Adaptation in single neurons provides memory for language processing
To understand language, we have to remember the words that were uttered and combine them into an interpretation. How does the brain retain information long enough to accomplish this, despite the fact that neuronal firing events are very short-lived? Hartmut Fitz from the Max Planck Institute for Psycholinguistics and his colleagues propose a neurobiological explanation bridging this discrepancy. Neurons change their spike rate based on experience and this adaptation provides memory for sentence processing.
Did the man bite the dog, or was it the other way around? When processing an utterance, words need to be assembled into the correct interpretation within working memory. One aspect of comprehension is to establish 'who did what to whom'. This process of unification takes much longer than basic events in neurobiology, like neuronal spikes or synaptic signaling. Hartmut Fitz, lead investigator at the Neurocomputational Models of Language group at the Max Planck Institute for Psycholinguistics, and his colleagues propose an account where adaptive features of single neurons supply memory that is sufficiently long-lived to bridge this temporal gap and support language processing.

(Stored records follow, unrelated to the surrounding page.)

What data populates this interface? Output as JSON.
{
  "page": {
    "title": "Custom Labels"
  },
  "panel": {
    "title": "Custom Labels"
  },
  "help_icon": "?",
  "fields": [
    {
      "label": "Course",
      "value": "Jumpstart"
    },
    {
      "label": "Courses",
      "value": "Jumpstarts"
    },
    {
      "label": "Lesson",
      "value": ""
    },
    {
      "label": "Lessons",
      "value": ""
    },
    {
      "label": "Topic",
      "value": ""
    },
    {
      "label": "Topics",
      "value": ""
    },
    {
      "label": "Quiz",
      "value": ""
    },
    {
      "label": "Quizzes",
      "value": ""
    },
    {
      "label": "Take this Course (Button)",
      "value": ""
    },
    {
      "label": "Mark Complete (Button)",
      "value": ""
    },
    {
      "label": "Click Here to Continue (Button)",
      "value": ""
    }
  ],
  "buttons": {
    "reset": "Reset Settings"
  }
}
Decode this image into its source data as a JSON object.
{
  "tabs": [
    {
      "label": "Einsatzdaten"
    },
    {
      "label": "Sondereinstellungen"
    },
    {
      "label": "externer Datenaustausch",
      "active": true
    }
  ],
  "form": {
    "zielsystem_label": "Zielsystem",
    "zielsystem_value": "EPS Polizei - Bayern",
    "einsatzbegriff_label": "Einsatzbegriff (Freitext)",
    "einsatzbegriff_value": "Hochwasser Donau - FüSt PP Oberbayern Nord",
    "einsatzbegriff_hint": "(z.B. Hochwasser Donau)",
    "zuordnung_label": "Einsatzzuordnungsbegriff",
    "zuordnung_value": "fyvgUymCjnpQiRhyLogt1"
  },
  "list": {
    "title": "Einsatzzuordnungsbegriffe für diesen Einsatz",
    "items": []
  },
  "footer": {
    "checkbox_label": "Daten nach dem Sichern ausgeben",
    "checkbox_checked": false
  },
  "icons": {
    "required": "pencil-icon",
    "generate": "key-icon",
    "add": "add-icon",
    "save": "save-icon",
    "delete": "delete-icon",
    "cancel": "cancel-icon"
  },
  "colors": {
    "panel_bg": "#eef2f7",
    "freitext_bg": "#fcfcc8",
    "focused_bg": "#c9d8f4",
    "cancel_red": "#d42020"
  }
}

Together with researchers Marvin Uhlmann, Dick van den Broek, Peter Hagoort, Karl Magnus Petersson (all Max Planck Institute for Psycholinguistics) and Renato Duarte (Jülich Research Centre, Germany), Fitz studied working memory in spiking networks through an innovative combination of experimental language research with methods from computational neuroscience.
In a sentence comprehension task, circuits of biological neurons and synapses were exposed to sequential language input which they had to map onto semantic relations that characterize the meaning of an utterance. For example, 'the cat chases a dog' means something different than 'the cat is chased by a dog' even though both sentences contain similar words. The various cues to meaning need to be integrated within working memory to derive the correct message. The researchers varied the neurobiological features in computationally simulated networks and compared the performance of different versions of the model. This allowed them to pinpoint which of these features implemented the memory capacity required for sentence comprehension.
Towards a computational neurobiology of language
They found that working memory for language processing can be provided by the down-regulation of neuronal excitability in response to external input. "This suggests that working memory could reside within single neurons, which contrasts with other theories where memory is either due to short-term synaptic changes or arises from network connectivity and excitatory feedback," says Fitz.
Their model shows that this neuronal memory is context-dependent, and sensitive to serial order which makes it ideally suitable for language. Additionally, the model was able to establish binding relations between words and semantic roles with high accuracy.
"It is crucial to try and build language models that are directly grounded in basic neurobiological principles," declares Fitz. "This work shows that we can meaningfully study language at the neurobiological level of explanation, using a causal modeling approach that may eventually allow us to develop a computational neurobiology of language."